**Exercise directions**
Each line of the records below that holds "JSON" should be returned.

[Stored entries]
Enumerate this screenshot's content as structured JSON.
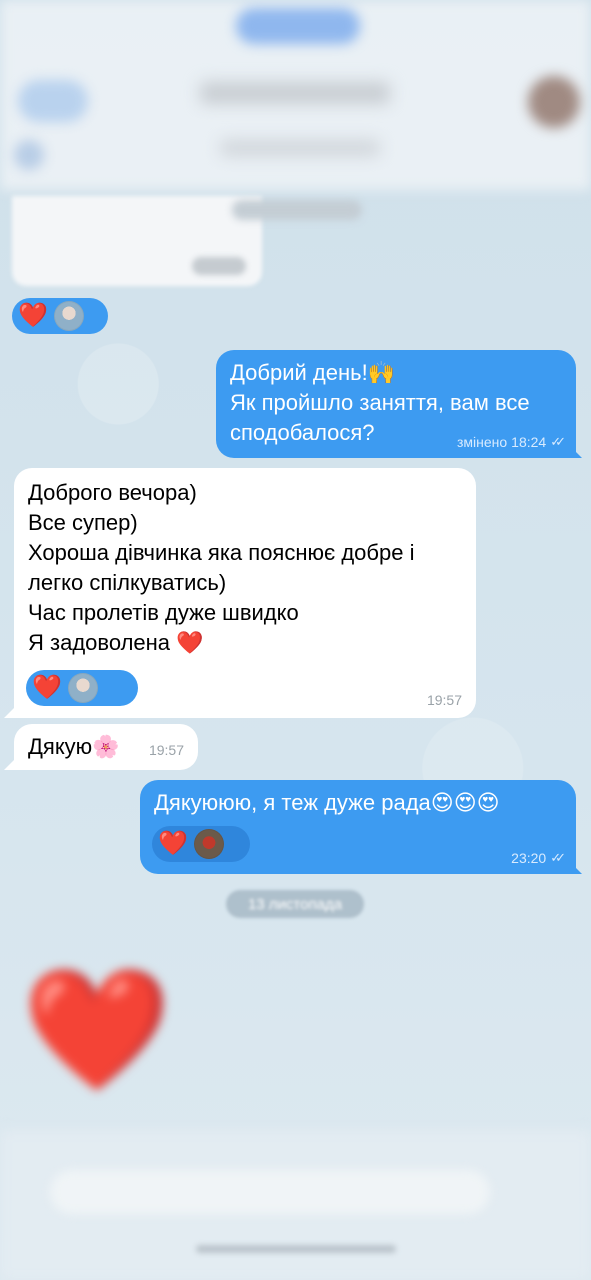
{
  "chat": {
    "messages": [
      {
        "id": "m1",
        "direction": "outgoing",
        "lines": [
          "Добрий день!🙌",
          "Як пройшло заняття, вам все",
          "сподобалося?"
        ],
        "edited_label": "змінено",
        "time": "18:24",
        "read": true
      },
      {
        "id": "m2",
        "direction": "incoming",
        "lines": [
          "Доброго вечора)",
          "Все супер)",
          "Хороша дівчинка яка пояснює добре і",
          "легко спілкуватись)",
          "Час пролетів дуже швидко",
          "Я задоволена ❤️"
        ],
        "reaction": "❤️",
        "time": "19:57"
      },
      {
        "id": "m3",
        "direction": "incoming",
        "lines": [
          "Дякую🌸"
        ],
        "time": "19:57"
      },
      {
        "id": "m4",
        "direction": "outgoing",
        "lines": [
          "Дякуююю, я теж дуже рада😍😍😍"
        ],
        "reaction": "❤️",
        "time": "23:20",
        "read": true
      }
    ],
    "earlier_reaction": "❤️",
    "date_separator": "13 листопада",
    "sticker": "❤️",
    "read_ticks": "✓✓"
  },
  "colors": {
    "outgoing_bubble": "#3d9bf1",
    "incoming_bubble": "#ffffff",
    "heart": "#e0142b"
  }
}
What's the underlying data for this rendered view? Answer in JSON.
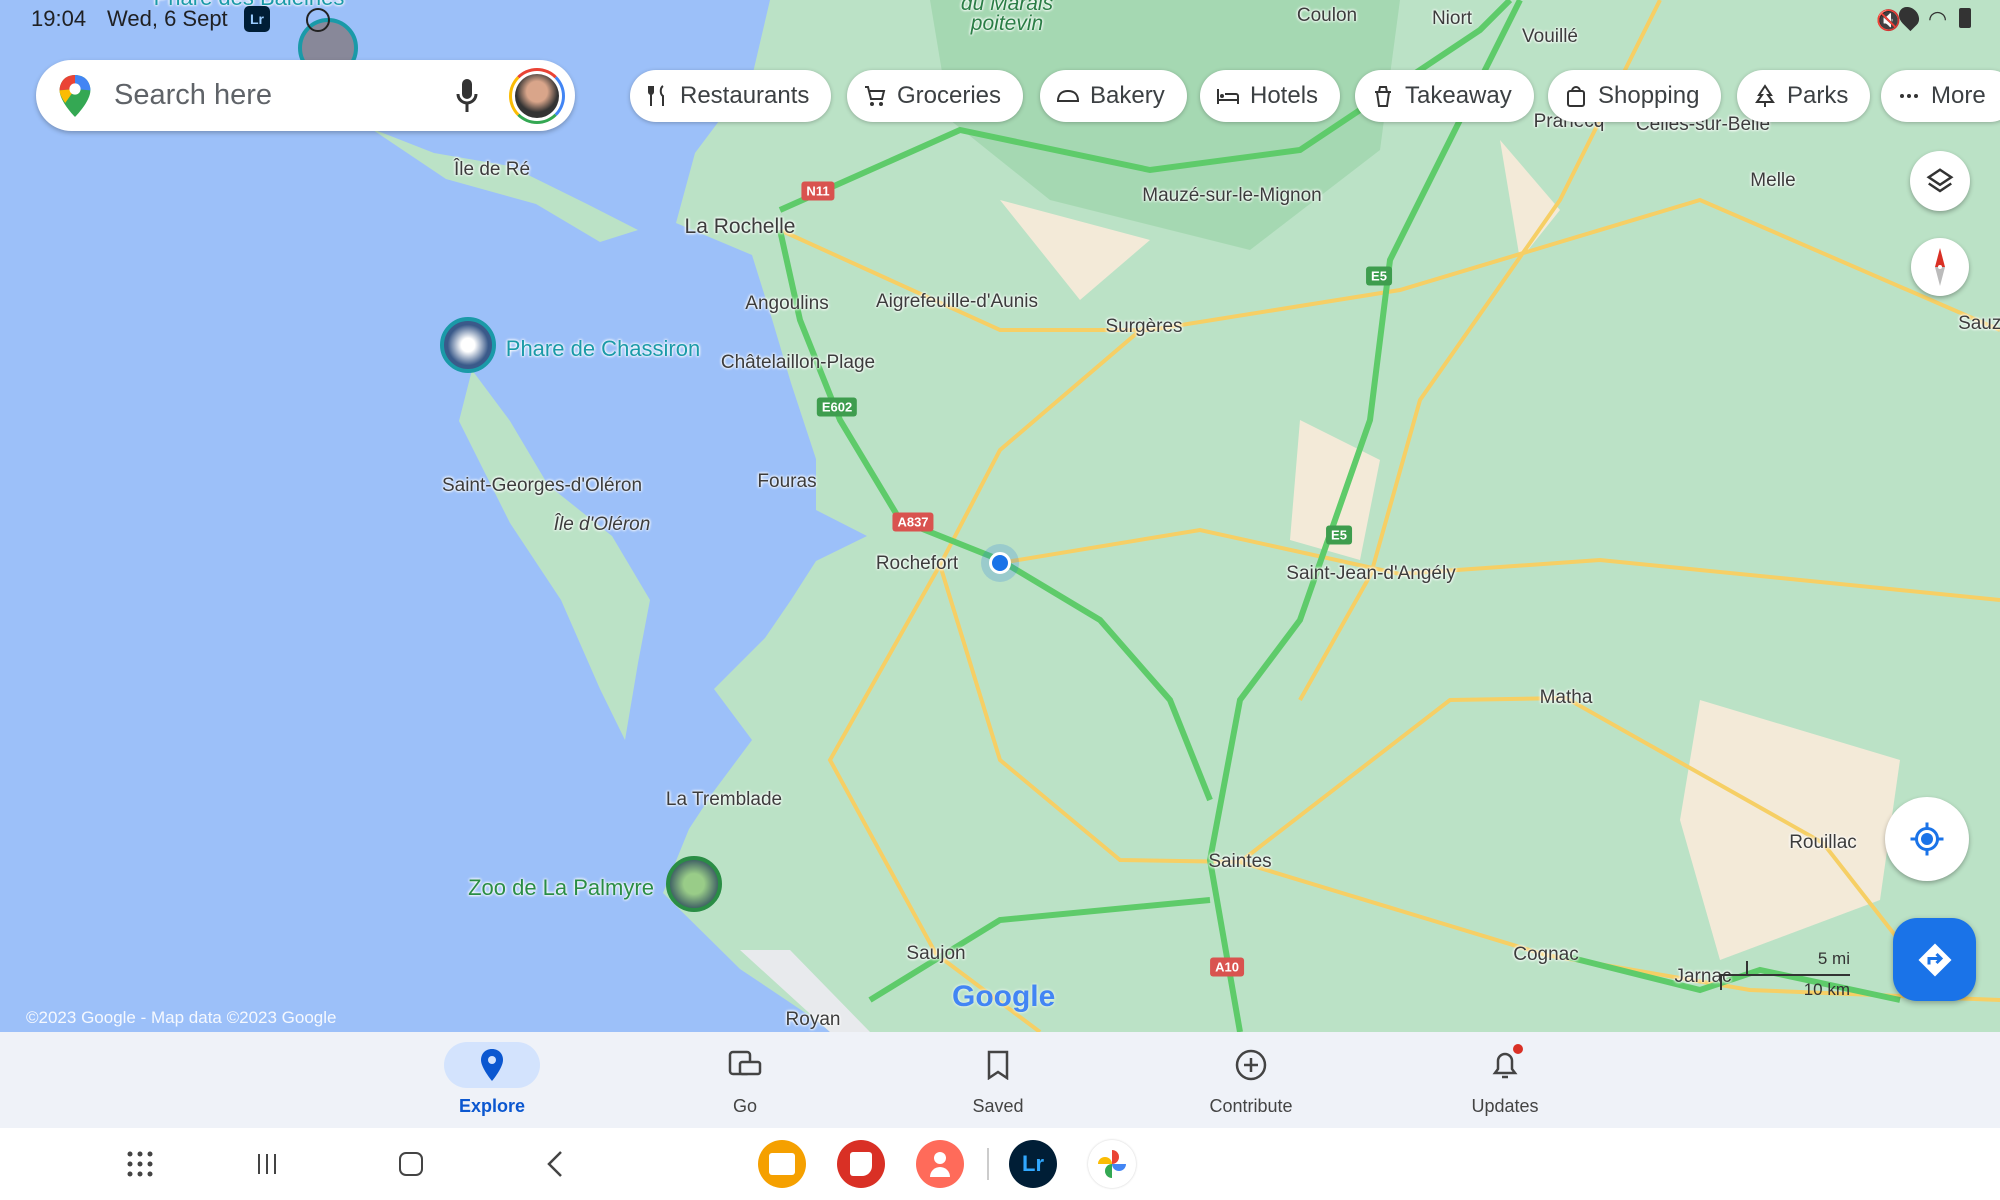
{
  "status_bar": {
    "time": "19:04",
    "date": "Wed, 6 Sept",
    "lr_badge": "Lr"
  },
  "search": {
    "placeholder": "Search here"
  },
  "chips": [
    {
      "label": "Restaurants",
      "icon": "fork-knife-icon"
    },
    {
      "label": "Groceries",
      "icon": "cart-icon"
    },
    {
      "label": "Bakery",
      "icon": "bread-icon"
    },
    {
      "label": "Hotels",
      "icon": "bed-icon"
    },
    {
      "label": "Takeaway",
      "icon": "takeaway-cup-icon"
    },
    {
      "label": "Shopping",
      "icon": "shopping-bag-icon"
    },
    {
      "label": "Parks",
      "icon": "tree-icon"
    },
    {
      "label": "More",
      "icon": "more-dots-icon"
    }
  ],
  "map": {
    "places": [
      "du Marais",
      "poitevin",
      "Coulon",
      "Niort",
      "Vouillé",
      "Île de Ré",
      "La Rochelle",
      "Mauzé-sur-le-Mignon",
      "Melle",
      "Prahecq",
      "Celles-sur-Belle",
      "Angoulins",
      "Aigrefeuille-d'Aunis",
      "Surgères",
      "Châtelaillon-Plage",
      "Sauzé",
      "Saint-Georges-d'Oléron",
      "Fouras",
      "Île d'Oléron",
      "Rochefort",
      "Saint-Jean-d'Angély",
      "Matha",
      "La Tremblade",
      "Saintes",
      "Rouillac",
      "Saujon",
      "Cognac",
      "Jarnac",
      "Royan"
    ],
    "pois": [
      "Phare des Baleines",
      "Phare de Chassiron",
      "Zoo de La Palmyre"
    ],
    "roads": [
      "N11",
      "E5",
      "E602",
      "A837",
      "E5",
      "A10"
    ],
    "scale": {
      "imperial": "5 mi",
      "metric": "10 km"
    },
    "logo": "Google",
    "copyright": "©2023 Google - Map data ©2023 Google",
    "colors": {
      "sea": "#9cc0f9",
      "land": "#bbe2c6",
      "highway": "#5ecb6a",
      "road": "#f6cf65",
      "accent": "#1a73e8"
    }
  },
  "nav": [
    {
      "label": "Explore",
      "icon": "explore-pin-icon",
      "active": true
    },
    {
      "label": "Go",
      "icon": "commute-icon"
    },
    {
      "label": "Saved",
      "icon": "bookmark-icon"
    },
    {
      "label": "Contribute",
      "icon": "add-circle-icon"
    },
    {
      "label": "Updates",
      "icon": "bell-icon",
      "badge": true
    }
  ],
  "taskbar": {
    "apps": [
      "files-icon",
      "notes-icon",
      "contacts-icon",
      "lightroom-icon",
      "photos-icon"
    ],
    "lightroom_label": "Lr"
  }
}
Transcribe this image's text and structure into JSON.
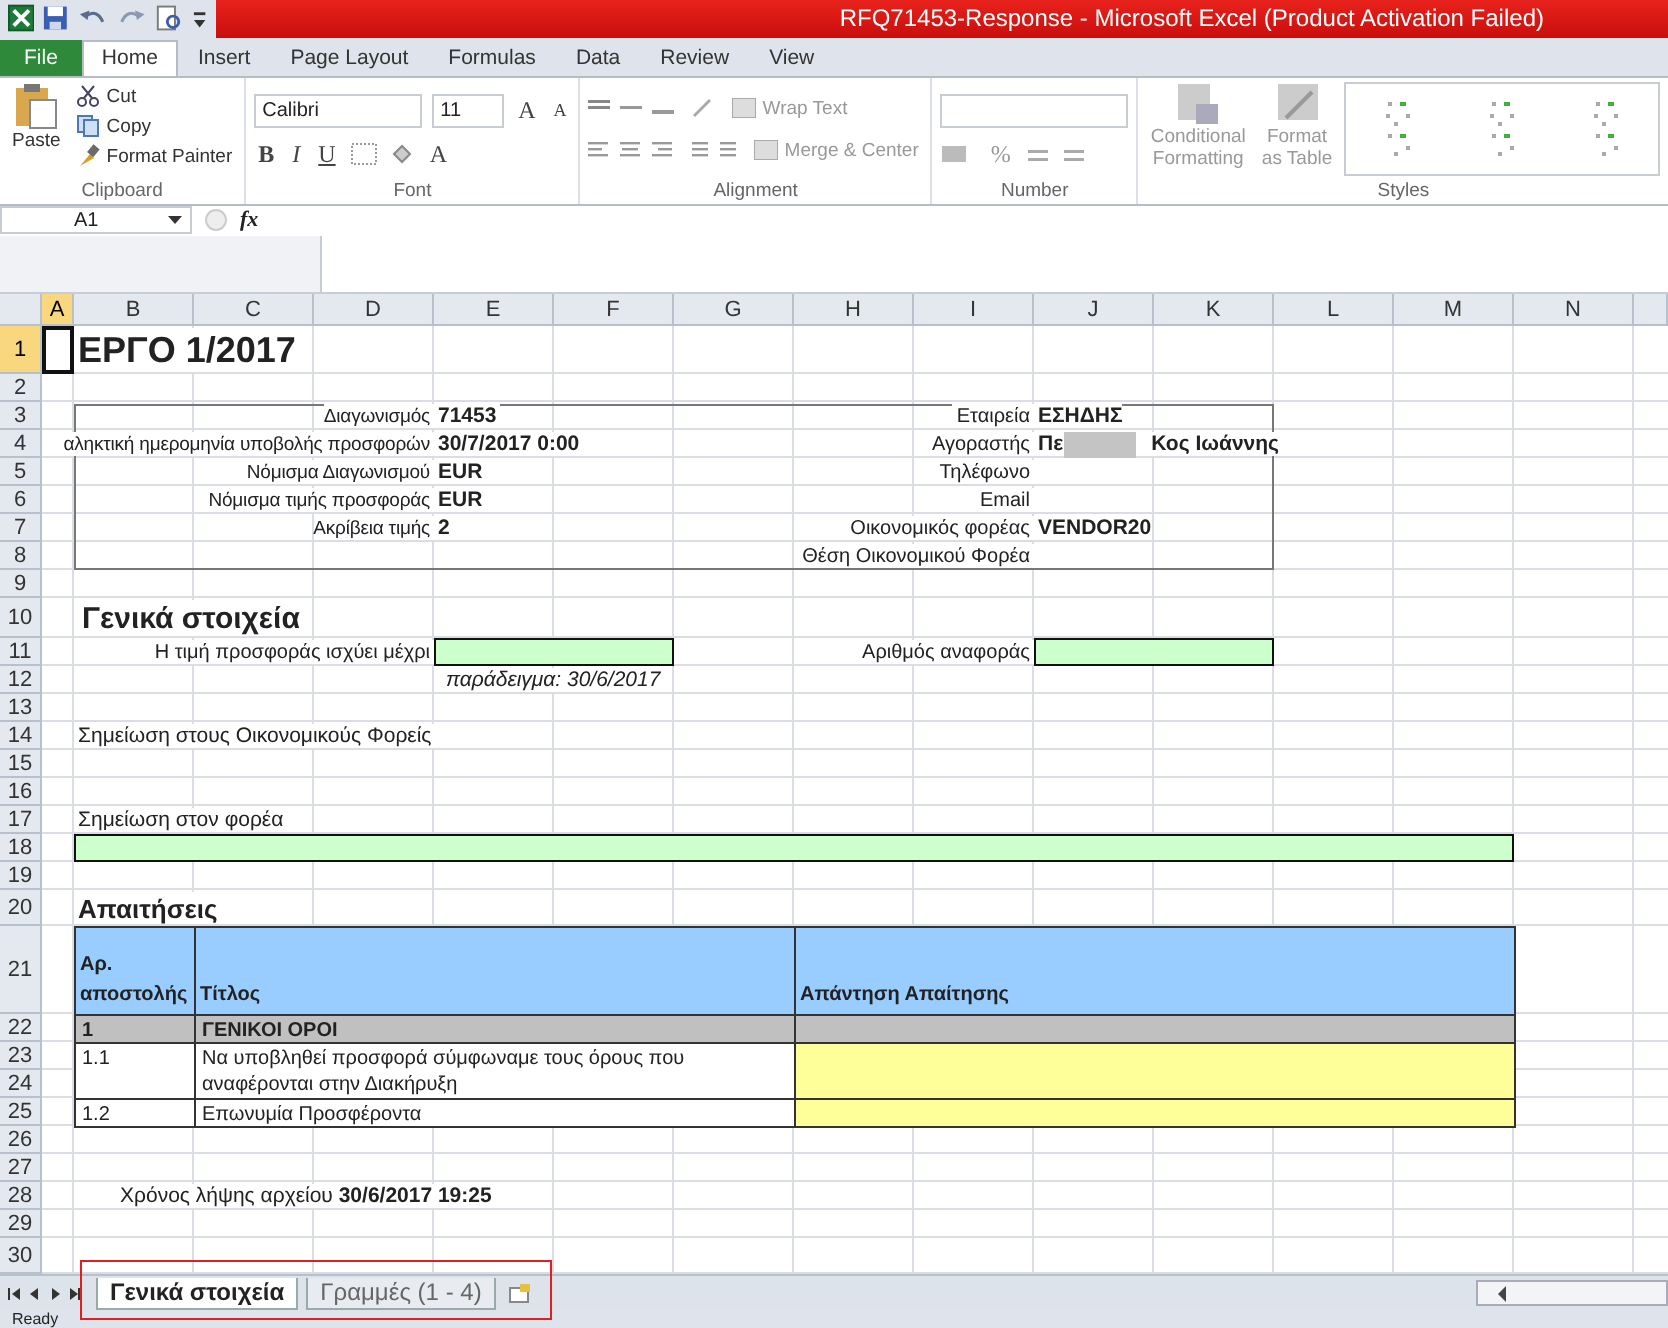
{
  "window": {
    "title": "RFQ71453-Response  -  Microsoft Excel (Product Activation Failed)"
  },
  "ribbon_tabs": [
    {
      "label": "File",
      "kind": "file",
      "selected": false
    },
    {
      "label": "Home",
      "kind": "tab",
      "selected": true
    },
    {
      "label": "Insert",
      "kind": "tab",
      "selected": false
    },
    {
      "label": "Page Layout",
      "kind": "tab",
      "selected": false
    },
    {
      "label": "Formulas",
      "kind": "tab",
      "selected": false
    },
    {
      "label": "Data",
      "kind": "tab",
      "selected": false
    },
    {
      "label": "Review",
      "kind": "tab",
      "selected": false
    },
    {
      "label": "View",
      "kind": "tab",
      "selected": false
    }
  ],
  "ribbon": {
    "clipboard": {
      "label": "Clipboard",
      "paste": "Paste",
      "cut": "Cut",
      "copy": "Copy",
      "format_painter": "Format Painter"
    },
    "font": {
      "label": "Font",
      "name": "Calibri",
      "size": "11",
      "grow": "A",
      "shrink": "A",
      "bold": "B",
      "italic": "I",
      "underline": "U",
      "fc": "A"
    },
    "alignment": {
      "label": "Alignment",
      "wrap": "Wrap Text",
      "merge": "Merge & Center"
    },
    "number": {
      "label": "Number",
      "percent": "%"
    },
    "styles": {
      "label": "Styles",
      "conditional": "Conditional",
      "conditional_2": "Formatting",
      "table": "Format",
      "table_2": "as Table"
    }
  },
  "name_box": "A1",
  "formula_label": "fx",
  "columns": [
    {
      "label": "A",
      "selected": true
    },
    {
      "label": "B",
      "selected": false
    },
    {
      "label": "C",
      "selected": false
    },
    {
      "label": "D",
      "selected": false
    },
    {
      "label": "E",
      "selected": false
    },
    {
      "label": "F",
      "selected": false
    },
    {
      "label": "G",
      "selected": false
    },
    {
      "label": "H",
      "selected": false
    },
    {
      "label": "I",
      "selected": false
    },
    {
      "label": "J",
      "selected": false
    },
    {
      "label": "K",
      "selected": false
    },
    {
      "label": "L",
      "selected": false
    },
    {
      "label": "M",
      "selected": false
    },
    {
      "label": "N",
      "selected": false
    }
  ],
  "rows": [
    {
      "label": "1",
      "selected": true
    },
    {
      "label": "2",
      "selected": false
    },
    {
      "label": "3",
      "selected": false
    },
    {
      "label": "4",
      "selected": false
    },
    {
      "label": "5",
      "selected": false
    },
    {
      "label": "6",
      "selected": false
    },
    {
      "label": "7",
      "selected": false
    },
    {
      "label": "8",
      "selected": false
    },
    {
      "label": "9",
      "selected": false
    },
    {
      "label": "10",
      "selected": false
    },
    {
      "label": "11",
      "selected": false
    },
    {
      "label": "12",
      "selected": false
    },
    {
      "label": "13",
      "selected": false
    },
    {
      "label": "14",
      "selected": false
    },
    {
      "label": "15",
      "selected": false
    },
    {
      "label": "16",
      "selected": false
    },
    {
      "label": "17",
      "selected": false
    },
    {
      "label": "18",
      "selected": false
    },
    {
      "label": "19",
      "selected": false
    },
    {
      "label": "20",
      "selected": false
    },
    {
      "label": "21",
      "selected": false
    },
    {
      "label": "22",
      "selected": false
    },
    {
      "label": "23",
      "selected": false
    },
    {
      "label": "24",
      "selected": false
    },
    {
      "label": "25",
      "selected": false
    },
    {
      "label": "26",
      "selected": false
    },
    {
      "label": "27",
      "selected": false
    },
    {
      "label": "28",
      "selected": false
    },
    {
      "label": "29",
      "selected": false
    },
    {
      "label": "30",
      "selected": false
    }
  ],
  "sheet": {
    "title": "ΕΡΓΟ 1/2017",
    "info_left": [
      {
        "label": "Διαγωνισμός",
        "value": "71453"
      },
      {
        "label": "αληκτική ημερομηνία υποβολής προσφορών",
        "value": "30/7/2017 0:00"
      },
      {
        "label": "Νόμισμα Διαγωνισμού",
        "value": "EUR"
      },
      {
        "label": "Νόμισμα τιμής προσφοράς",
        "value": "EUR"
      },
      {
        "label": "Ακρίβεια τιμής",
        "value": "2"
      }
    ],
    "info_right": [
      {
        "label": "Εταιρεία",
        "value": "ΕΣΗΔΗΣ",
        "redacted": false
      },
      {
        "label": "Αγοραστής",
        "value": "Πε",
        "redacted": true,
        "value_after": "Κος Ιωάννης"
      },
      {
        "label": "Τηλέφωνο",
        "redacted": false
      },
      {
        "label": "Email",
        "redacted": false
      },
      {
        "label": "Οικονομικός φορέας",
        "value": "VENDOR20",
        "redacted": false
      },
      {
        "label": "Θέση Οικονομικού Φορέα",
        "redacted": false
      }
    ],
    "general_heading": "Γενικά στοιχεία",
    "valid_until_label": "Η τιμή προσφοράς ισχύει μέχρι",
    "example": "παράδειγμα:  30/6/2017",
    "reference_label": "Αριθμός αναφοράς",
    "note_vendors": "Σημείωση στους Οικονομικούς Φορείς",
    "note_buyer": "Σημείωση στον φορέα",
    "requirements_heading": "Απαιτήσεις",
    "table": {
      "columns": [
        "Αρ. αποστολής",
        "Τίτλος",
        "Απάντηση Απαίτησης"
      ],
      "rows": [
        {
          "kind": "section",
          "number": "1",
          "title": "ΓΕΝΙΚΟΙ ΟΡΟΙ"
        },
        {
          "kind": "item",
          "number": "1.1",
          "title": "Να υποβληθεί προσφορά σύμφωναμε τους όρους που αναφέρονται στην Διακήρυξη"
        },
        {
          "kind": "item",
          "number": "1.2",
          "title": "Επωνυμία Προσφέροντα"
        }
      ]
    },
    "download_time": "Χρόνος λήψης αρχείου **30/6/2017 19:25**"
  },
  "sheet_tabs": [
    {
      "label": "Γενικά στοιχεία",
      "selected": true
    },
    {
      "label": "Γραμμές (1 - 4)",
      "selected": false
    }
  ],
  "status": "Ready"
}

**Reply**
Enumerate this screenshot's content as structured JSON.
What's the underlying data for this rendered view? Answer in JSON.
Transcribe this image's text and structure into JSON.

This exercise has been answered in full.